*** Begin section ***

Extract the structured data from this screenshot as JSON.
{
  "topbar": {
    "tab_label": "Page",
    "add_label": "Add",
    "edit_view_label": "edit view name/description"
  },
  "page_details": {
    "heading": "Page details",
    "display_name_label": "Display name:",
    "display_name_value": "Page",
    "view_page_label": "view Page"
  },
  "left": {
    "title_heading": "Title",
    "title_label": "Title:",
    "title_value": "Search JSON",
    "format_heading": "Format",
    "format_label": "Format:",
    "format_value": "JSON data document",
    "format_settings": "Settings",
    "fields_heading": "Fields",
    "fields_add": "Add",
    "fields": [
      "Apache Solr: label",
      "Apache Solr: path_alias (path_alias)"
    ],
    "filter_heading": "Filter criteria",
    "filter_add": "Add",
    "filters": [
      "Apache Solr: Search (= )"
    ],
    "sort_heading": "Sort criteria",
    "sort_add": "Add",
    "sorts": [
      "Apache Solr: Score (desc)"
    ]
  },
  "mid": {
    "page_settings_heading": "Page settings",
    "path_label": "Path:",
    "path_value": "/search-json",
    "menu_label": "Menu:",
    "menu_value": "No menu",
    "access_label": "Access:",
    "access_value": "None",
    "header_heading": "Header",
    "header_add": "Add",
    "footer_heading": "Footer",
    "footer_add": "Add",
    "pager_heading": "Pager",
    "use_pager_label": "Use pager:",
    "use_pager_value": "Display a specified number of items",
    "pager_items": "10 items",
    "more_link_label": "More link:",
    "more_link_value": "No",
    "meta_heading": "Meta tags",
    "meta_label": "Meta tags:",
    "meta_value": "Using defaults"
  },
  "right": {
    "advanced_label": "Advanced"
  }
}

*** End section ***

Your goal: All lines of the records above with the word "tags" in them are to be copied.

Solution to this task:
    "meta_heading": "Meta tags",
    "meta_label": "Meta tags:",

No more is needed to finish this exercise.